One of the easiest ways to sanitize pruning equipment is to use ethanol or isopropyl alcohol. To sanitize with alcohol, wipe or dip the tool into the alcohol. No prolonged soaking is needed. Rubbing alcohol (70% isopropyl alcohol) and ethanol can be readily purchased from most drug stores and other retail outlets and can be used directly from the container with no dilution necessary. Disinfecting with alcohol is preferred for homeowners to most other methods because it is easy to use, easy to find in stores, relatively inexpensive and does not require prolonged soaking.
How do I clean and prepare my garden tools?
Proper care of garden tools and equipment prolongs their life, prevents costly repairs and improves their performance. Remove caked-on soil from shovels, spades, hoes and rakes with a wire brush or stiff putty knife. Wash the tools with a strong stream of water, then dry. Wipe the metal surfaces with an oily rag or spray with WD-40 to help prevent corrosion. Sand rough wooden handles, then wipe with linseed oil to prevent drying and cracking.
Over time, cultivation tools like hoes, shovels and spades get nicked and damaged by stones and soil. Sharpening the blades of cultivation tools will make them easier and safer to use. To sharpen cultivation tools, start by securing the tool by the handle in a bench vise with the front side facing up. Using a metal file, sharpen the edge by pushing the file away from you across the blade. Hold the file at the same angle during the entire process, using the existing beveled angle at the tool's edge as a guide. Work slowly and evenly so that a shine appears about one-quarter-inch back from the blade's edge along the entire edge. Then turn the tool over and remove any burrs from the underside of the blade edge by lightly pushing the metal file away from you with the same smooth and even motion as before. Depending on the amount of use, most cultivation tools only need sharpening once a year.

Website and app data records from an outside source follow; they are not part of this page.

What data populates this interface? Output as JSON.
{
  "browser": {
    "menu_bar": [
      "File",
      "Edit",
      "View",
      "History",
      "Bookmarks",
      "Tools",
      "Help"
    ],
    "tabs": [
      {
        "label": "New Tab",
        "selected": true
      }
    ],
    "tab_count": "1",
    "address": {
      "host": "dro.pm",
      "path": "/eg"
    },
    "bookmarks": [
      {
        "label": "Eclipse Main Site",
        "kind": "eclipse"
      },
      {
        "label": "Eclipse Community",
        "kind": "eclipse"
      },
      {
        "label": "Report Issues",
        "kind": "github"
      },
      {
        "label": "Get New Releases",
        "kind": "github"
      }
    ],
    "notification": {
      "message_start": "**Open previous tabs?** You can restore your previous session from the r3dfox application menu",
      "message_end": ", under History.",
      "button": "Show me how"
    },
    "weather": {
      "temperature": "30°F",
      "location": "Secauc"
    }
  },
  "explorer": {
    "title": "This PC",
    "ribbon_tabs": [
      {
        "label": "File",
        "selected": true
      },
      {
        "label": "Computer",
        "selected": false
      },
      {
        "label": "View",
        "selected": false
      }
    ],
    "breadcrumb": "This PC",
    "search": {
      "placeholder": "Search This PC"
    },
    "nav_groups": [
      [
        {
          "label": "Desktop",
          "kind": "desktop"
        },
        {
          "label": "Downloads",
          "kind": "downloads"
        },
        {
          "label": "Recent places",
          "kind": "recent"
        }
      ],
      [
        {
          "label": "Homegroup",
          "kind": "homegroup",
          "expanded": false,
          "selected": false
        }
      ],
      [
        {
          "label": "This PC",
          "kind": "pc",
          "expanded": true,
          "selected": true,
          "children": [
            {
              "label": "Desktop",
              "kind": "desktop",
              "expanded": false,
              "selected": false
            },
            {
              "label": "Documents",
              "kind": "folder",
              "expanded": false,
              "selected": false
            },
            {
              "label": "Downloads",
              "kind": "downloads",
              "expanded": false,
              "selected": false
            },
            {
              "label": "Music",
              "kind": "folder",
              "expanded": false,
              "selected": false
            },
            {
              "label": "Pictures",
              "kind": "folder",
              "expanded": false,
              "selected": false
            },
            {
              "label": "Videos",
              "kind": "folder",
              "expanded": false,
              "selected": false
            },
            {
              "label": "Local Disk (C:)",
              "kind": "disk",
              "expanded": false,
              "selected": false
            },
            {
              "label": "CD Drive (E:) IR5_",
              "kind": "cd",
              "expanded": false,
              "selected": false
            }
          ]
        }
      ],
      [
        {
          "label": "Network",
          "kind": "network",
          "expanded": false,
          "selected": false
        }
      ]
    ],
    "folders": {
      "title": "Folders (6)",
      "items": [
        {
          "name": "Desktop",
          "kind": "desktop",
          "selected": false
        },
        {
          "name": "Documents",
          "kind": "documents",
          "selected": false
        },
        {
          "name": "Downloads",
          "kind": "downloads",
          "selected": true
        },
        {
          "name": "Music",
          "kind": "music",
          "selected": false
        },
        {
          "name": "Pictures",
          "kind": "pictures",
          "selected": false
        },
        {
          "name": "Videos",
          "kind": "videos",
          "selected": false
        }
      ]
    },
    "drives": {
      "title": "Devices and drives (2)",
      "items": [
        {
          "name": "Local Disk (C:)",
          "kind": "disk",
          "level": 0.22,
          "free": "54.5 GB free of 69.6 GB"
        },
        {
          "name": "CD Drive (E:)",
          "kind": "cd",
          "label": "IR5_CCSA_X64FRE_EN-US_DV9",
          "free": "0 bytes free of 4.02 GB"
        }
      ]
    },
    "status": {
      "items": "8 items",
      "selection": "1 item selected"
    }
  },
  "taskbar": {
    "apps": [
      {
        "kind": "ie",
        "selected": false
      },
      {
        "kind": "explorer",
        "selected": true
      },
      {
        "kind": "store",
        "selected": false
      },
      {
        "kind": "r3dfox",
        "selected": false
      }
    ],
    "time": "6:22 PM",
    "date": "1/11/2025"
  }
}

How do I prepare my lawn mower for spring?
Spring is the best time to service the engine and sharpen the blades to ensure the mower runs smoothly and cleanly cuts the lawn. Start by checking the oil. Some mowers benefit from changing the oil once a year. Others only require the oil to be topped off in the spring. Check your owner's manual and follow those instructions to check or change the oil. Check all filters, including the air, oil and fuel filters, and clean or replace them as needed. Ideally, the fuel tank was drained or run dry in the fall, but if it wasn't, it is important to remove the old fuel and replace it with new before starting up the mower for the first time in spring. Check and replace the spark plug every one to three years. A fresh spark plug will allow the engine to run better and start up easier.
Take the opportunity to sharpen the blades and clean the mower deck while the fuel tank is empty. Dull mower blades make the engine work harder and tear or rip grass blades rather than cleanly slicing them. The ragged edge of a grass leaf cut with a dull mower blade will turn brown and allow some disease pathogens to infect the leaf more easily. To remove the blade, wear heavy leather gloves, disconnect the spark plug (or remove the battery on an electric mower), and jam in a short 2x4 to keep the blade from turning. Loosen the bolt at the center of the blade using a socket wrench. It may take some leverage to get it loose! Once removed, you can sharpen the blades yourself or take them to a hardware store or outdoor equipment retailer for sharpening. While the blade is out, this is also the perfect time to clean the mower deck. Use a strong stream of water and a putty knife to remove built-up debris from the underside of the deck and wash or blow leaves and grass from all the other areas of the mower.